In it together
However, there is recognition that it’s wrong to solely place responsibility for promulgating good practice on the requesters. Discussing the joint position paper, ASTNA/ENA/IAFCCP said: “...the phrase ‘helicopter shopping’ does an injustice to not only the problem, but also to the hospital and EMS-based staff who request air medical services.” Patricia Corbett of ASTNA explained that a better term would be ‘selective resource management’, which reflects ‘the shared accountability to communicate vital information to mitigate risk’ and ‘emphasises that patient transport is a shared responsibility’.
CAMTS calls for its accredited members to have a written policy to discourage shopping by first responders and other requesting agents. The policy should address ‘how the programme interfaces with other air medical services in the same coverage area to alert them of a weather turn-down’. CAMTS prescribes a number of steps that providers should take that proactively mitigate against the risk of shopping, including specifically asking the requester whether another flight programme has turned down the request.
One answer ... is to have a centralised dispatch centre that first responders and medical facilities contact
Casey Ping, who recently retired as Programme Director at Travis County STAR Flight, commented: “I think we as an industry send mixed messages to the requesters. We routinely tell the requester to just call and we will make a decision about the weather. Call when other programmes have cancelled because we might be able to complete the flight.” He added that the caller’s point of view has to be considered: “We also need to look at this from the requesters perspective. As complex as these decisions are, do we really think we can educate every hospital and EMS requester on when or when not to request a second or third programme? Especially when you consider the frequency of these situations for an individual.”

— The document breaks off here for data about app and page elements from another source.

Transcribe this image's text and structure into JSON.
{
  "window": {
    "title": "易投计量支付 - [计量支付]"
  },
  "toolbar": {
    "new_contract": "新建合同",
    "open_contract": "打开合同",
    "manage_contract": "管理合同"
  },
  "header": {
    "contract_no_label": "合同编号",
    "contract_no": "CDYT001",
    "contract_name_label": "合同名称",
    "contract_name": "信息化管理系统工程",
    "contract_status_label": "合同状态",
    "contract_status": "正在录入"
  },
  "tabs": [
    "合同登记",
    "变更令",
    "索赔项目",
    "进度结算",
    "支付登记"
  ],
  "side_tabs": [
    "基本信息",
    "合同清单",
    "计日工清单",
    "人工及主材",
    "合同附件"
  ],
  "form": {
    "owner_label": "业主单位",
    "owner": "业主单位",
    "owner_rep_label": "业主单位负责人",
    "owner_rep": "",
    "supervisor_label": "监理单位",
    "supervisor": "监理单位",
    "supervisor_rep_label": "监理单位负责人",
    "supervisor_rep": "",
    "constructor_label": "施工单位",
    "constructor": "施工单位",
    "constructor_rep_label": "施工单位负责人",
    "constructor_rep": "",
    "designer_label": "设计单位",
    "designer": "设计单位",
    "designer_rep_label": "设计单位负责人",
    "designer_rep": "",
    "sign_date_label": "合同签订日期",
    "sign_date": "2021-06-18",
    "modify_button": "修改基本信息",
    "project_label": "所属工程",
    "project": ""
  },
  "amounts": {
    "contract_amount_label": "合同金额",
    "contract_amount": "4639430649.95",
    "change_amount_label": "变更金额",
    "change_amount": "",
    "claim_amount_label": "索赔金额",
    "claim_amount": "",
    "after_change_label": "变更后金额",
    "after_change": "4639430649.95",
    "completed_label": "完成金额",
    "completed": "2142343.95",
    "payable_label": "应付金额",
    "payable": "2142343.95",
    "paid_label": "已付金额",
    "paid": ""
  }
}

One answer, mentioned Ping, is to have a centralised dispatch centre that first responders and medical facilities contact: “It’s one phone call and they contact the programmes that offer the best solution to the problem. This also helps with specialised needs (weight, equipment, SAR etc.).”
Perhaps what matters is to think of this education as a continual process. Susan Rivers said: “I believe the burden remains with the medevac providers to ensure that we press on to continue our education efforts for our requesters and our own peer-to-peer notification systems as a safety net in the meantime.”